* **Saved entries**:
/---

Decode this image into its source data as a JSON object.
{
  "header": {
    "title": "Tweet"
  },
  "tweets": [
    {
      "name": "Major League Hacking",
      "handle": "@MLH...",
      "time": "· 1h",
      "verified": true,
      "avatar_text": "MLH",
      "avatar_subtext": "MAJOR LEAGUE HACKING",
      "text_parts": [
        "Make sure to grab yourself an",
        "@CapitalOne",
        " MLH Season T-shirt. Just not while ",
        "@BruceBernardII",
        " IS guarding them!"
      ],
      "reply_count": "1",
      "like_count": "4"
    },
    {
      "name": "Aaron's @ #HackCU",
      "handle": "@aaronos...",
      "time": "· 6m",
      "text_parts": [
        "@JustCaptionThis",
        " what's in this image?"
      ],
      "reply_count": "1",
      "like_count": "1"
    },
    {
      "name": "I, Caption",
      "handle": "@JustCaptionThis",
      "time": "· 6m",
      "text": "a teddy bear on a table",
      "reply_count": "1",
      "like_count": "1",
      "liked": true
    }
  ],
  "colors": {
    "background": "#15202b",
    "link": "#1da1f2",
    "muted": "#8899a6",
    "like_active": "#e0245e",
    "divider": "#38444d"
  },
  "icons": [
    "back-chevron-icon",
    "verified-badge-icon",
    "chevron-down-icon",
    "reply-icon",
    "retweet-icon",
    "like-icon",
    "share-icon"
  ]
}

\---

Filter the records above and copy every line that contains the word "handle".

* **Response box**:
      "handle": "@MLH...",
      "handle": "@aaronos...",
      "handle": "@JustCaptionThis",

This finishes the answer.